> **What to produce**
From the first line to the last, repeat the data exactly but leave out the pictures.

(Items listed in a dataset)
==================================================
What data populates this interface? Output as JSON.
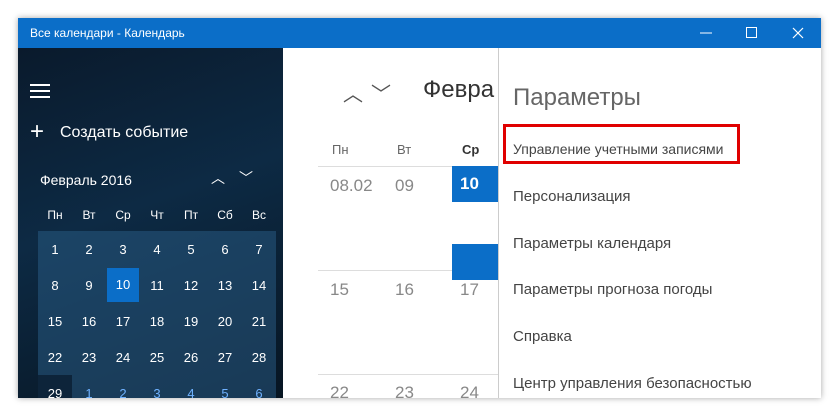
{
  "window": {
    "title": "Все календари - Календарь"
  },
  "sidebar": {
    "create_label": "Создать событие",
    "month": "Февраль 2016",
    "weekdays": [
      "Пн",
      "Вт",
      "Ср",
      "Чт",
      "Пт",
      "Сб",
      "Вс"
    ],
    "weeks": [
      [
        "1",
        "2",
        "3",
        "4",
        "5",
        "6",
        "7"
      ],
      [
        "8",
        "9",
        "10",
        "11",
        "12",
        "13",
        "14"
      ],
      [
        "15",
        "16",
        "17",
        "18",
        "19",
        "20",
        "21"
      ],
      [
        "22",
        "23",
        "24",
        "25",
        "26",
        "27",
        "28"
      ],
      [
        "29",
        "1",
        "2",
        "3",
        "4",
        "5",
        "6"
      ]
    ],
    "today": "10"
  },
  "main": {
    "month": "Февра",
    "day_headers": [
      "Пн",
      "Вт",
      "Ср"
    ],
    "rows": [
      [
        "08.02",
        "09",
        "10"
      ],
      [
        "15",
        "16",
        "17"
      ],
      [
        "22",
        "23",
        "24"
      ]
    ]
  },
  "settings": {
    "title": "Параметры",
    "items": [
      "Управление учетными записями",
      "Персонализация",
      "Параметры календаря",
      "Параметры прогноза погоды",
      "Справка",
      "Центр управления безопасностью"
    ]
  }
}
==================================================
> **Result for this exercise**
What data populates this interface? Output as JSON.
{
  "window": {
    "title": "Все календари - Календарь"
  },
  "sidebar": {
    "create_label": "Создать событие",
    "month": "Февраль 2016",
    "weekdays": [
      "Пн",
      "Вт",
      "Ср",
      "Чт",
      "Пт",
      "Сб",
      "Вс"
    ],
    "weeks": [
      [
        "1",
        "2",
        "3",
        "4",
        "5",
        "6",
        "7"
      ],
      [
        "8",
        "9",
        "10",
        "11",
        "12",
        "13",
        "14"
      ],
      [
        "15",
        "16",
        "17",
        "18",
        "19",
        "20",
        "21"
      ],
      [
        "22",
        "23",
        "24",
        "25",
        "26",
        "27",
        "28"
      ],
      [
        "29",
        "1",
        "2",
        "3",
        "4",
        "5",
        "6"
      ]
    ],
    "today": "10"
  },
  "main": {
    "month": "Февра",
    "day_headers": [
      "Пн",
      "Вт",
      "Ср"
    ],
    "rows": [
      [
        "08.02",
        "09",
        "10"
      ],
      [
        "15",
        "16",
        "17"
      ],
      [
        "22",
        "23",
        "24"
      ]
    ]
  },
  "settings": {
    "title": "Параметры",
    "items": [
      "Управление учетными записями",
      "Персонализация",
      "Параметры календаря",
      "Параметры прогноза погоды",
      "Справка",
      "Центр управления безопасностью"
    ]
  }
}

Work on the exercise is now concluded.